§ INSTRUCTIONS FOR THE TASK
All of the records need to be retyped exactly, with no line dropped.
:: SOURCE INFORMATION ::
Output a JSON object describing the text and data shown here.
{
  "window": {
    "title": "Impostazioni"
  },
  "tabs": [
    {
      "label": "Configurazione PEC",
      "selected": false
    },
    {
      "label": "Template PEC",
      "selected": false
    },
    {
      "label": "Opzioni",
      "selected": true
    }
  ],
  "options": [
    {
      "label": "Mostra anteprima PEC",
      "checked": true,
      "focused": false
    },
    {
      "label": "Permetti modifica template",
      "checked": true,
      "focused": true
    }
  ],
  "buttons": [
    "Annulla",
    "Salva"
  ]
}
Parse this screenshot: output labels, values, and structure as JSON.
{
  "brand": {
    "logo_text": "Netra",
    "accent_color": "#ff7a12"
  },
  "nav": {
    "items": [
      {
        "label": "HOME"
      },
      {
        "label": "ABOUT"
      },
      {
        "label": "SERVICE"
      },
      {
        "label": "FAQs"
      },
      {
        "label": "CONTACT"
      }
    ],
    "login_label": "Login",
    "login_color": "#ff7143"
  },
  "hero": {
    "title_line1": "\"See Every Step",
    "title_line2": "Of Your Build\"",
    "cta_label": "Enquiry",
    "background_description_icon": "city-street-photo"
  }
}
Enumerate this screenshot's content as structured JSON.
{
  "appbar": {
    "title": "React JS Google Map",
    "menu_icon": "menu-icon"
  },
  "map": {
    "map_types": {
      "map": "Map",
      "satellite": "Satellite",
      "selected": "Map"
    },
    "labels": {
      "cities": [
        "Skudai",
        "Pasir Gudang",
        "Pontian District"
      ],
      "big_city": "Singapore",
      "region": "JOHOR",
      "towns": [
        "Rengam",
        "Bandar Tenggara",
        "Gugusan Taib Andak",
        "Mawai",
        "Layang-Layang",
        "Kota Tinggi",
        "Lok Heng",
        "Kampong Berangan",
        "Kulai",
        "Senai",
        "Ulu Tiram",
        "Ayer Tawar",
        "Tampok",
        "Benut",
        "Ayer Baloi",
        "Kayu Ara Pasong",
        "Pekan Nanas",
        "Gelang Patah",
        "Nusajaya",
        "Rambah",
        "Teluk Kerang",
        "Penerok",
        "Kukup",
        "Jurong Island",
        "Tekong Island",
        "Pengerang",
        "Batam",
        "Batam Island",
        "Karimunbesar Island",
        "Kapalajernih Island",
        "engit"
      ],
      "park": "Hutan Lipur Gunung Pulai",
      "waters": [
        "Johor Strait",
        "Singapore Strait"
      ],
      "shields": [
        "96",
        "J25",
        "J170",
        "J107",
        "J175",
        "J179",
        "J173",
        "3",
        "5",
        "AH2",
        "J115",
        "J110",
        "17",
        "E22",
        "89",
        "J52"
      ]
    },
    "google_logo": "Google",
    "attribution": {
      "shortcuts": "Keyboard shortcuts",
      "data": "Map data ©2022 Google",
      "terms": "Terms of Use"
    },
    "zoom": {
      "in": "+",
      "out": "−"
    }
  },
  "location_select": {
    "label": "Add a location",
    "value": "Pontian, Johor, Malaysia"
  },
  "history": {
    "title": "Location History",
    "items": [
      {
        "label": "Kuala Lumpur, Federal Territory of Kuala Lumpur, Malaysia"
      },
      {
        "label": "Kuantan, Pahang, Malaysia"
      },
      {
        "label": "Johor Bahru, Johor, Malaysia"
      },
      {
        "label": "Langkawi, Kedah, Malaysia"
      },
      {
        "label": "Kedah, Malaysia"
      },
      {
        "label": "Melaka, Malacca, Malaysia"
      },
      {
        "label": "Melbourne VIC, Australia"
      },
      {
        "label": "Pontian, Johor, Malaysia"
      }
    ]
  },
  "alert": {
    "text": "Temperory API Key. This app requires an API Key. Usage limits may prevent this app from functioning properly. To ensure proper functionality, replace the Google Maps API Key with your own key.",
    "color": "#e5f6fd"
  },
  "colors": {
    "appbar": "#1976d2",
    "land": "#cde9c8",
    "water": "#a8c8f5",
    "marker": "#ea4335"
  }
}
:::
§ RESPONSE BELOW
Output a JSON object describing the text and data shown here.
{
  "window": {
    "title": "Impostazioni"
  },
  "tabs": [
    {
      "label": "Configurazione PEC",
      "selected": false
    },
    {
      "label": "Template PEC",
      "selected": false
    },
    {
      "label": "Opzioni",
      "selected": true
    }
  ],
  "options": [
    {
      "label": "Mostra anteprima PEC",
      "checked": true,
      "focused": false
    },
    {
      "label": "Permetti modifica template",
      "checked": true,
      "focused": true
    }
  ],
  "buttons": [
    "Annulla",
    "Salva"
  ]
}
Parse this screenshot: output labels, values, and structure as JSON.
{
  "brand": {
    "logo_text": "Netra",
    "accent_color": "#ff7a12"
  },
  "nav": {
    "items": [
      {
        "label": "HOME"
      },
      {
        "label": "ABOUT"
      },
      {
        "label": "SERVICE"
      },
      {
        "label": "FAQs"
      },
      {
        "label": "CONTACT"
      }
    ],
    "login_label": "Login",
    "login_color": "#ff7143"
  },
  "hero": {
    "title_line1": "\"See Every Step",
    "title_line2": "Of Your Build\"",
    "cta_label": "Enquiry",
    "background_description_icon": "city-street-photo"
  }
}
Enumerate this screenshot's content as structured JSON.
{
  "appbar": {
    "title": "React JS Google Map",
    "menu_icon": "menu-icon"
  },
  "map": {
    "map_types": {
      "map": "Map",
      "satellite": "Satellite",
      "selected": "Map"
    },
    "labels": {
      "cities": [
        "Skudai",
        "Pasir Gudang",
        "Pontian District"
      ],
      "big_city": "Singapore",
      "region": "JOHOR",
      "towns": [
        "Rengam",
        "Bandar Tenggara",
        "Gugusan Taib Andak",
        "Mawai",
        "Layang-Layang",
        "Kota Tinggi",
        "Lok Heng",
        "Kampong Berangan",
        "Kulai",
        "Senai",
        "Ulu Tiram",
        "Ayer Tawar",
        "Tampok",
        "Benut",
        "Ayer Baloi",
        "Kayu Ara Pasong",
        "Pekan Nanas",
        "Gelang Patah",
        "Nusajaya",
        "Rambah",
        "Teluk Kerang",
        "Penerok",
        "Kukup",
        "Jurong Island",
        "Tekong Island",
        "Pengerang",
        "Batam",
        "Batam Island",
        "Karimunbesar Island",
        "Kapalajernih Island",
        "engit"
      ],
      "park": "Hutan Lipur Gunung Pulai",
      "waters": [
        "Johor Strait",
        "Singapore Strait"
      ],
      "shields": [
        "96",
        "J25",
        "J170",
        "J107",
        "J175",
        "J179",
        "J173",
        "3",
        "5",
        "AH2",
        "J115",
        "J110",
        "17",
        "E22",
        "89",
        "J52"
      ]
    },
    "google_logo": "Google",
    "attribution": {
      "shortcuts": "Keyboard shortcuts",
      "data": "Map data ©2022 Google",
      "terms": "Terms of Use"
    },
    "zoom": {
      "in": "+",
      "out": "−"
    }
  },
  "location_select": {
    "label": "Add a location",
    "value": "Pontian, Johor, Malaysia"
  },
  "history": {
    "title": "Location History",
    "items": [
      {
        "label": "Kuala Lumpur, Federal Territory of Kuala Lumpur, Malaysia"
      },
      {
        "label": "Kuantan, Pahang, Malaysia"
      },
      {
        "label": "Johor Bahru, Johor, Malaysia"
      },
      {
        "label": "Langkawi, Kedah, Malaysia"
      },
      {
        "label": "Kedah, Malaysia"
      },
      {
        "label": "Melaka, Malacca, Malaysia"
      },
      {
        "label": "Melbourne VIC, Australia"
      },
      {
        "label": "Pontian, Johor, Malaysia"
      }
    ]
  },
  "alert": {
    "text": "Temperory API Key. This app requires an API Key. Usage limits may prevent this app from functioning properly. To ensure proper functionality, replace the Google Maps API Key with your own key.",
    "color": "#e5f6fd"
  },
  "colors": {
    "appbar": "#1976d2",
    "land": "#cde9c8",
    "water": "#a8c8f5",
    "marker": "#ea4335"
  }
}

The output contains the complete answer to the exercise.